Re: An independent integration test suite
Posted:
Jul 24, 2013 7:38 AM


Nasser M. Abbasi <nma@12000.org> wrote: > > I remember reading that some math people, 100 or 200 years ago, > decided that sqrt (of nonnegative, noncomplex values) was single valued > function and its value is the nonnegative root (ie. principal > square root).
Beware that mathematicians have Humpty Dumpty attitude: : When I use a word. it means just what I choose it to : mean  neither more nor less. Another mathematician may use the same word with different meaning (of course, in good math text meaning is explained).
Before complex numbers were invented only nonnegative square root was in use.

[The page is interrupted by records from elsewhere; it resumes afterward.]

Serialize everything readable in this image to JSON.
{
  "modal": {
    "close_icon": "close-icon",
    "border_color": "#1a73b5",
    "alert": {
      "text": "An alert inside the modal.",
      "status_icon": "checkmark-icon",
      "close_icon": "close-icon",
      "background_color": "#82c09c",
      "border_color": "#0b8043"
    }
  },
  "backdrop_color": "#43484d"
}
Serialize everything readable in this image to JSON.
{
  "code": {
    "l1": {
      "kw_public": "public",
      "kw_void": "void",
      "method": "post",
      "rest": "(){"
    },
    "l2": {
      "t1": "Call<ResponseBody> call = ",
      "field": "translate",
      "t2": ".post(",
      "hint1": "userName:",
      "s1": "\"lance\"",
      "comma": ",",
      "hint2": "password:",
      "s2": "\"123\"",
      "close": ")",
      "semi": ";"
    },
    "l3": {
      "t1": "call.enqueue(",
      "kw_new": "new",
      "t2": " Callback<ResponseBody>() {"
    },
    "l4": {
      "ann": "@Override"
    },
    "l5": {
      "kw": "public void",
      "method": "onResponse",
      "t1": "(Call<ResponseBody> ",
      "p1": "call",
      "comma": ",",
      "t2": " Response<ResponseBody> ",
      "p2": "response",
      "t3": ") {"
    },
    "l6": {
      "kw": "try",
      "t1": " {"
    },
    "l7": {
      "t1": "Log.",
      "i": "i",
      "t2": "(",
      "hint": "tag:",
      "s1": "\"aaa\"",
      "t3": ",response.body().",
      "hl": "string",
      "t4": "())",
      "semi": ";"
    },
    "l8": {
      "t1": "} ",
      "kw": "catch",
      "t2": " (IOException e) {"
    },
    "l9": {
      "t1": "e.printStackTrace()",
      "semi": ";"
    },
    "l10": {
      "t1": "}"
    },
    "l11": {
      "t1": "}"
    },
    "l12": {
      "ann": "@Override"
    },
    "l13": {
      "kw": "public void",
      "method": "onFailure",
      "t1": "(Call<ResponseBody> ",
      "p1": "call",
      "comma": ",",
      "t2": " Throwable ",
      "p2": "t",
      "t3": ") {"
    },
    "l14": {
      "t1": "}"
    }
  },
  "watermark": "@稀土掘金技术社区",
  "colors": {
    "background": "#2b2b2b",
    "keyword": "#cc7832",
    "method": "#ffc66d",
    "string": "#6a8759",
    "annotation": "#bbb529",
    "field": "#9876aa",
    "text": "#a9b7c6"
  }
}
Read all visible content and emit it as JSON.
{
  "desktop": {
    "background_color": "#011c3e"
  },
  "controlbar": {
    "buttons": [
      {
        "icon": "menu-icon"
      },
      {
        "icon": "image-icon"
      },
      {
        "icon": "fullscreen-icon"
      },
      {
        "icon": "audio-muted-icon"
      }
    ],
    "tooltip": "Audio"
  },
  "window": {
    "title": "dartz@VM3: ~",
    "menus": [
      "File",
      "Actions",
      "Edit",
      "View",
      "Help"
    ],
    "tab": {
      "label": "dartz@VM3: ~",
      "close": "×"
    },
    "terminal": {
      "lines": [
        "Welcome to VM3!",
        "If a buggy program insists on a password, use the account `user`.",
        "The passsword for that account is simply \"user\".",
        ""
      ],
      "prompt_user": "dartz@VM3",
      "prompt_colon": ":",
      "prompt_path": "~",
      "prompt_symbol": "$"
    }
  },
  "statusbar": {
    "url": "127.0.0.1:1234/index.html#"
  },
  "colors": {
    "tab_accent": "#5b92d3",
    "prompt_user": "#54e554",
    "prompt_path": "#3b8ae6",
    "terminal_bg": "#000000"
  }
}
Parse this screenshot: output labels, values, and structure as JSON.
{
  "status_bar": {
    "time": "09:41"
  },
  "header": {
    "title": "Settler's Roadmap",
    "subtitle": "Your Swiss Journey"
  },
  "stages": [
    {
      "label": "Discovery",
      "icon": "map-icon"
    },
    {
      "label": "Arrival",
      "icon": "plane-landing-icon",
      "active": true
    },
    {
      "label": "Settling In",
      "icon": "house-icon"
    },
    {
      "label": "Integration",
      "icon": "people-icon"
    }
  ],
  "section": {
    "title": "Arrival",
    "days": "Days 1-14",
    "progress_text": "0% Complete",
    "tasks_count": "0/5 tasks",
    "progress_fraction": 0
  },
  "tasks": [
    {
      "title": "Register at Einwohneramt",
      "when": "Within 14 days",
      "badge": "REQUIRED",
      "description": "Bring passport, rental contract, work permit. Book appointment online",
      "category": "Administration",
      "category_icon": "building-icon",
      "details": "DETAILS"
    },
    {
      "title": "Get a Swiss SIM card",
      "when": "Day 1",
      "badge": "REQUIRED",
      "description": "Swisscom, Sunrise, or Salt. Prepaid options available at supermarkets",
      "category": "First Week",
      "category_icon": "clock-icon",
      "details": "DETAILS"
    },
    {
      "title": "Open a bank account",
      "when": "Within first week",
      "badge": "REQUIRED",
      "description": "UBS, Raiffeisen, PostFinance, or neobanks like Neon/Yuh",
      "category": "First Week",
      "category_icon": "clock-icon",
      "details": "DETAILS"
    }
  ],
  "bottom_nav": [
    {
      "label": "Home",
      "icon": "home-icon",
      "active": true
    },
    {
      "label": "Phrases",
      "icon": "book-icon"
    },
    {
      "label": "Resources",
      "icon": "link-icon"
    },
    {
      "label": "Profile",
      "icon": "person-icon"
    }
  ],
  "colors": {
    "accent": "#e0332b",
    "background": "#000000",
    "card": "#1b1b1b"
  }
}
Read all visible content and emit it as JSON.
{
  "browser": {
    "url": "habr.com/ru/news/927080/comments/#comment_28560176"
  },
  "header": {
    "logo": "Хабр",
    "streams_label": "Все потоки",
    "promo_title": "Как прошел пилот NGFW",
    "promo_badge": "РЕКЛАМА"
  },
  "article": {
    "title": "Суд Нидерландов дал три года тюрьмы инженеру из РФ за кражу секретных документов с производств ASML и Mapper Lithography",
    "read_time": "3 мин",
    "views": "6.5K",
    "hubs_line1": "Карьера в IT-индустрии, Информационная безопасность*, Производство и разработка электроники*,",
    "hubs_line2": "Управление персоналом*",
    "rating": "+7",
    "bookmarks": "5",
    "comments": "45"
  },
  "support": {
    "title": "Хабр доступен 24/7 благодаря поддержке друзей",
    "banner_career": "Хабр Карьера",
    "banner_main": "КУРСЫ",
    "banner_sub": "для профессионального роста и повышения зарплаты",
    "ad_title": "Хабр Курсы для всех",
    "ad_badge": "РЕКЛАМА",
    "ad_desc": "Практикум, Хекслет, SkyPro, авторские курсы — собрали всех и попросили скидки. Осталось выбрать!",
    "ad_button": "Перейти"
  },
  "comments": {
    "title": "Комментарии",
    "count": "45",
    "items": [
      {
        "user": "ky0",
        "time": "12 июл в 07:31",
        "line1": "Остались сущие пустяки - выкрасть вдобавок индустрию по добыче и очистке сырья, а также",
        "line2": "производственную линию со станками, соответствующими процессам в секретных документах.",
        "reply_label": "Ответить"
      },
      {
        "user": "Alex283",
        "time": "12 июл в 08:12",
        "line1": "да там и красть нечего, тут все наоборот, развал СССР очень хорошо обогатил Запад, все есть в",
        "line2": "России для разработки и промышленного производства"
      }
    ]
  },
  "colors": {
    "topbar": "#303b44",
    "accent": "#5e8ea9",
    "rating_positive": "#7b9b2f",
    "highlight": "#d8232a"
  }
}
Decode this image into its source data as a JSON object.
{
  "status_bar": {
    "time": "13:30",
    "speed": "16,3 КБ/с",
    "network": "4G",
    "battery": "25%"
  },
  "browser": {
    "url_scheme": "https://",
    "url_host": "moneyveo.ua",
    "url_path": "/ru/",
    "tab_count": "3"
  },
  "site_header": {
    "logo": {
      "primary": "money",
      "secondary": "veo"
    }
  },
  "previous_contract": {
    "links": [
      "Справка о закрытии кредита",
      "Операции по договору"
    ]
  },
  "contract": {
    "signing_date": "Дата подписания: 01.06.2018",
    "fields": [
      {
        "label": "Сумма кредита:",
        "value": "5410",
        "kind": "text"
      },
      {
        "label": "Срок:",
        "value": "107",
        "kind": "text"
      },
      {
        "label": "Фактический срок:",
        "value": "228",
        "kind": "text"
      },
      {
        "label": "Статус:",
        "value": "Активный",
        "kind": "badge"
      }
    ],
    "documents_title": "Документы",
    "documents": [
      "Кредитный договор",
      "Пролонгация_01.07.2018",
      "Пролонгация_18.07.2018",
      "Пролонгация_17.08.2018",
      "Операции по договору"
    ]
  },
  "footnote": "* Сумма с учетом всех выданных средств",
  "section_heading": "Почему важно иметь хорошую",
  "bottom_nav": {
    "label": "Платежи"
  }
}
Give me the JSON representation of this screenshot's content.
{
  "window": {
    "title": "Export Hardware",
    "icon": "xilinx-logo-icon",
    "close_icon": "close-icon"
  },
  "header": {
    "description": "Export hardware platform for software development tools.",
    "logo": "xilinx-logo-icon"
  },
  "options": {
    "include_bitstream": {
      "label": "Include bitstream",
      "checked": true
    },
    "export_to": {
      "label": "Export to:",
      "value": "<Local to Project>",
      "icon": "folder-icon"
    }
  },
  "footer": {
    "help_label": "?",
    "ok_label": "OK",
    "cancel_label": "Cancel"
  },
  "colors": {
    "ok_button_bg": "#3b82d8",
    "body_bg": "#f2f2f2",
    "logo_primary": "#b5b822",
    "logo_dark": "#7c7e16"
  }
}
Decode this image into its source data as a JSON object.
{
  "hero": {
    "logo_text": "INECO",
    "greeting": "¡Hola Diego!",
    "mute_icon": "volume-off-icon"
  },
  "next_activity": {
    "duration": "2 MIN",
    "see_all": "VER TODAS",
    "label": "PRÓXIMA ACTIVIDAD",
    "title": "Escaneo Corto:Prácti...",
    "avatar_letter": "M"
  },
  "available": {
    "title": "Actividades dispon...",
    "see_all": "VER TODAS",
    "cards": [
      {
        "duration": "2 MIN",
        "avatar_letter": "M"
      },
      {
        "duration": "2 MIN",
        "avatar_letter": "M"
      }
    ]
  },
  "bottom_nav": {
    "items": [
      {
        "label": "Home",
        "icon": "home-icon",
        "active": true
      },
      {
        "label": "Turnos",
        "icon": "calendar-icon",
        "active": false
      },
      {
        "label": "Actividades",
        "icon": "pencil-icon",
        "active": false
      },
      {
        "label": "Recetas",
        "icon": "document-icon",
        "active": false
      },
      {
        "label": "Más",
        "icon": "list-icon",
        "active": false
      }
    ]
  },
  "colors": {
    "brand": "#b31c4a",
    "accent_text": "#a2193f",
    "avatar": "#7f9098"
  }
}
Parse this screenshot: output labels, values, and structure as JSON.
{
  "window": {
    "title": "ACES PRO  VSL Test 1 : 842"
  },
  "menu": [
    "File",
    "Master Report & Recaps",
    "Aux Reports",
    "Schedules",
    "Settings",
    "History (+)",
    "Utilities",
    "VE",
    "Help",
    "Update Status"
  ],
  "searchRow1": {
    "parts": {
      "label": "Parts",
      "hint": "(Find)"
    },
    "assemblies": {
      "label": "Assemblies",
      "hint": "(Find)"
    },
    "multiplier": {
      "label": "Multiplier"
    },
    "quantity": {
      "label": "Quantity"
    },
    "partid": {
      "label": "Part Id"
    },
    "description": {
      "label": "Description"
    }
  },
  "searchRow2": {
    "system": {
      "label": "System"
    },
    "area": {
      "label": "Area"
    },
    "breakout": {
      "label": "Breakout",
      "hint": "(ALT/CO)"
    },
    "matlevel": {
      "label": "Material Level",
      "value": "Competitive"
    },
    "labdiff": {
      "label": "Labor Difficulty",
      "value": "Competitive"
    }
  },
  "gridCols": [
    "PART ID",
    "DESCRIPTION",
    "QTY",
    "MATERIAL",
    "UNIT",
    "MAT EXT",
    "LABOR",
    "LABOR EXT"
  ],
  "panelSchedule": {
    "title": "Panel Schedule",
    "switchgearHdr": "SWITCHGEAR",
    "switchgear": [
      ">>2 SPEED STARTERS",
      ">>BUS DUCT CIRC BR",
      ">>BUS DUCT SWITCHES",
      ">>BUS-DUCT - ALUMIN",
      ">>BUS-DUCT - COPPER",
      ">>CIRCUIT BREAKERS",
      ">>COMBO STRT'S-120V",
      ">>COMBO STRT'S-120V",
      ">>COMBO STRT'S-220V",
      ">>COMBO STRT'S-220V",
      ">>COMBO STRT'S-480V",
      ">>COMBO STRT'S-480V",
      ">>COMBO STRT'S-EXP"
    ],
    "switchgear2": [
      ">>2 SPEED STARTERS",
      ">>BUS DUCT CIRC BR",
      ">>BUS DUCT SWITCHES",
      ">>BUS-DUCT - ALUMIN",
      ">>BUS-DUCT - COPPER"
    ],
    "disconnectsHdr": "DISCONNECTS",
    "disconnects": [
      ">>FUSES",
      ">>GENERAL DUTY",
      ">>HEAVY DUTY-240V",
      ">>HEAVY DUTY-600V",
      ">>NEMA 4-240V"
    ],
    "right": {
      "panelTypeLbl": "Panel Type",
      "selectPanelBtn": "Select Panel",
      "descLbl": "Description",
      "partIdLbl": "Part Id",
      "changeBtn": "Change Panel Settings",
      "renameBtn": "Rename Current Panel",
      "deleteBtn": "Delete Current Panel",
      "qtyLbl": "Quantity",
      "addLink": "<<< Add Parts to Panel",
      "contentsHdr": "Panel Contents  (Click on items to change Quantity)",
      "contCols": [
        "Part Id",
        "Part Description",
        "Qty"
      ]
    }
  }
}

Currently there are three sligtly different conventions:
 real one: sqrt can be only applied to nonnegative numbers and produces nonnegative values. This one is used in schools before pupils learn about complex numbers, sometimes in real analysis and in theory of real fields
 algebraic: y = sqrt(x) is basically abbreviation for equation y^2 = x. Using functional notation is justified by fact that in algebraic context it normally does not matter which root you use. In fact, given a single root there is no algebraic way to distinguish it from the other one. Only dependent roots, like sqrt(2)*sqrt(3) versus sqrt(6) allows you to see difference. In some context dependent roots are just illegal input, in other context case reasoning is needed.
 complex analytic: sqrt is a multivalied function. When we need a single branch this branch is choosen so that resulting function is analytic
You may ask: Is not the principial branch of squre root the "true" one? My opinion is that using principial branch for numerical computation is unavoidable imperfection morally not much different from using floating point instead of true reals. Simply, for numeric computations we choose alternative which can be implemented with reasonable effort and frequently gives correct results. But ultimately it is up to programmers to make sure that correct branch is choosen. For example FriCAS numeric code for elliptic functions makes heavy use of square roots. To ensure nice branch cuts for elliptic integrals I had to compute appropriate branch of square root and this branch is different than principal branch.
 Waldek Hebisch hebisch@math.uni.wroc.pl